7. Learned counsel for the assessee relied on the well-known principle that if a power is conferred and the manner of exercising the power is also indicated, the power must be exercised in the manner indicated by the Act conferring the power and not otherwise. But this principle does not mean that every defect in the manner of exercise of the power makes the ultimate order passed in the exercise of the power invalid. A question of this nature has to be answered having regard to the relevant statutory provision, the object behind it and the deviation in the particular case from its strict compliance. We have already indicated that Section 144B is a procedural provision and the object behind this section is to give a comprehensive opportunity in cases where the variations proposed by the ITO in the income returned are in excess of Rs. 1 lakh. If the draft order issued is capable of giving full opportunity to the assessee to meet the proposed variations, it cannot be said that the defect in the draft order makes the entire proceedings invalid. At any rate, no question of jurisdiction is involved in such cases.

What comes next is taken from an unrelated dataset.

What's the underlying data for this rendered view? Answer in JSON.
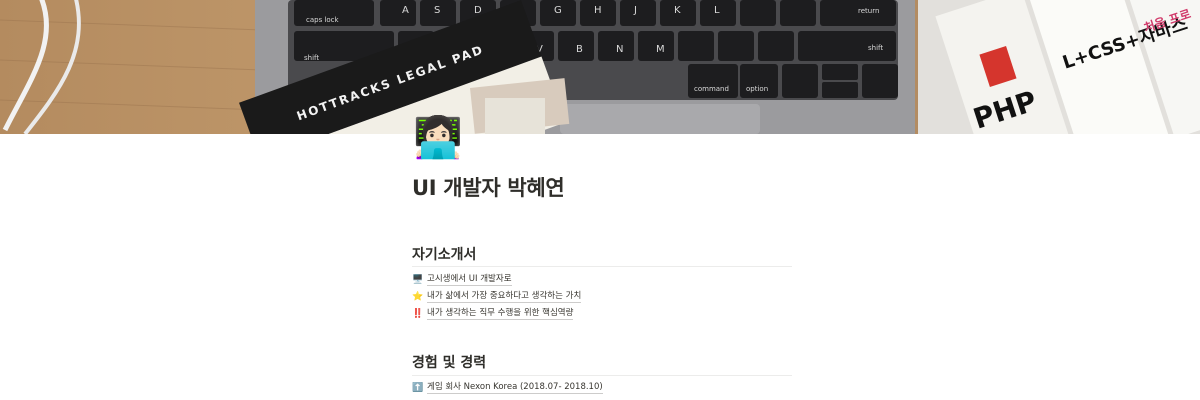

Any non-compliance with 3, 144B can be set right by the Tribunal by remanding the proceedings to the ITO.
8. For the reasons given above, we answer the questions referred as follows :
1. The Tribunal was right in holding that the assessment was not a nullity and there was substantial compliance with Section 144B.
2. The Tribunal was justified in setting aside the assessment order passed by the ITO and the order passed by the AAC and in directing the ITO to make a fresh assessment.
9. There shall be no order as to costs.